The Florida Senate defeated the Parent Trigger bill for a second year in a row, 20-20! Thanks to all of you who contacted your state senator - your voice combined with thousands of others throughout Florida made the difference.
Here's the full vote count. We were very pleased to see Sen Charlie Dean stand with us and vote down the trigger. However, we were certainly disappointed with Sen. Alan Hays and Sen. Dorothy Hukill for ignoring the will of Marion County parents and citizens who did not want this irresponsible legislation.
The legislative session has not ended yet, and a lot is on the line. We continue to work for a budget that will fully restore art and music education to Marion County Public Schools. Let's keep up the pressure!
The parent trigger is coming up for a vote today in the Florida Senate. If you haven't already, can you make a quick call to your senator and tell them to vote NO on SB 862? This bill opens the door for private charter management companies to take over "failing" public schools who actually need resources and assistance.
Call your state senator today. It only takes a minute, and all you essentially have to say is "Hello, this is ___ and I'm a constituent of Sen. ____ and I'd like to urge him/her to vote no on the parent trigger, SB 862."
North, East, and North Central Marion Sen. Dorothy Hukill (850) 487-5008 Sen. Hukill is a new senator and needs to hear from her constituents on this issue.
South and South Central Marion Sen. Alan Hays (850) 487-5011 Sen. Hays stood with us and voted against the parent trigger last year, but he still needs to hear from you.
West Marion Sen. Charlie Dean (850) 487-5005 Sen. Dean stood with us and voted against the parent trigger last year, but he still needs to hear from you.
The best policies for our public schools involve bringing teachers, parents, and the community together in collaboration to address problems and ensure all children have the opportunity to succeed. Where it's currently law in California, the trigger has only proven one thing: it sows chaos and discord among parents in communities where they should be coming together.
Furthermore, Florida parents are not asking for this legislation. The Florida PTA, along with grassroots parent organizations throughout the state oppose the trigger because of its ineffectiveness and divisiveness. The only major forces behind such a move are corporate foundations and front groups backed by for-profit charter companies. This is not how Florida should make education policy, and it shouldn't ignore the voices of tens of thousands of emails and phone calls from parents urging a no vote on SB 862.

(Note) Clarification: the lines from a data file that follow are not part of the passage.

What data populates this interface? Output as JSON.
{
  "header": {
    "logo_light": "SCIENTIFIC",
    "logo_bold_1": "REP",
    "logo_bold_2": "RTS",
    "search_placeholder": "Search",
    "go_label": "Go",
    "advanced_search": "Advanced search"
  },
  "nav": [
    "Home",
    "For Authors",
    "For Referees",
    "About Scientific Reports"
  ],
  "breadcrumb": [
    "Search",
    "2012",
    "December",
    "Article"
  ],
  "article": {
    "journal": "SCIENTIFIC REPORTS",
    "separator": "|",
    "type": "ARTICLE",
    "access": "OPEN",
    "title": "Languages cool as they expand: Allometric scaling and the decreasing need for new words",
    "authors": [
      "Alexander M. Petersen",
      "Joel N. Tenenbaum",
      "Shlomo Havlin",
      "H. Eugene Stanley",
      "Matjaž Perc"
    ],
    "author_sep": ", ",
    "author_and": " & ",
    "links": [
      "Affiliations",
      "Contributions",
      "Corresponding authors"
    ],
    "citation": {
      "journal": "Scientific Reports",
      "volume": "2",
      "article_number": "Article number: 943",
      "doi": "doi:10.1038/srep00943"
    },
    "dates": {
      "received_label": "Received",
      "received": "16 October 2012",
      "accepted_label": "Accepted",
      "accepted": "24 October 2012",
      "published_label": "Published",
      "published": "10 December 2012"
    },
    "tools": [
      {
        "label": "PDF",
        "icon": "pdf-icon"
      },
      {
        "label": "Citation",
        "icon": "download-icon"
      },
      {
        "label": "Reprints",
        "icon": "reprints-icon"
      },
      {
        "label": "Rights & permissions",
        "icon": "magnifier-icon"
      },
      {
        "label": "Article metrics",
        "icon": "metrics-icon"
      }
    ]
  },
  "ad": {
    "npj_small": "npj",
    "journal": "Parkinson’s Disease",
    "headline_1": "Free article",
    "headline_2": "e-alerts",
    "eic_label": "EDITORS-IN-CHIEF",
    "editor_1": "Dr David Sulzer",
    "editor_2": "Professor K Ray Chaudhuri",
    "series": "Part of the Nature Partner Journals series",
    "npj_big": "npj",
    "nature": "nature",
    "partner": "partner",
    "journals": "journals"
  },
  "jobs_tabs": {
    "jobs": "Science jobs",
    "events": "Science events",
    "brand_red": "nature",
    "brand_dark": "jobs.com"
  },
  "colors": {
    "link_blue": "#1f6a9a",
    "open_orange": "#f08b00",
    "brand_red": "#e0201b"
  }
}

Last year, thanks to pressure from Marions United supporters and people throughout Florida, the parent trigger was voted down. The Florida Senate needs to do the same again this year.
We have a big opportunity to restore full-time art and music education to Marion County in the next few weeks. A modest increase in investment to our public schools this year by the Florida Legislature would restore full-time art and music teachers starting next school year. We're close, but we need your help.
Deep, irresponsible cuts by the state legislature since 2007 have hurt our public schools and our community. Few programs have suffered more than art, music, and media specialists. Currently, 17 educators are forced to share schools, shortchanging a well-rounded education for Marion County's children. That's absolutely unacceptable, and the public has been making its displeasure known to school leaders.
Responding to public pressure, Superintendent of Schools George Tomyn included in the school district's staffing plan for next year a restoration of full-time art and music teachers to each school. This is very welcome news, but it all hinges on whether or not the Florida Legislature comes through with a small increase in investment towards our public schools. We need to let our representatives and senators know we want to restore lost investment in our schools and bring back full time art and music education to our community.
Let's be clear: there's a lot more work to do simply to ensure investment in our schools is restored to 2007 levels, before deep cuts were made. This is only a small first step towards that critical goal.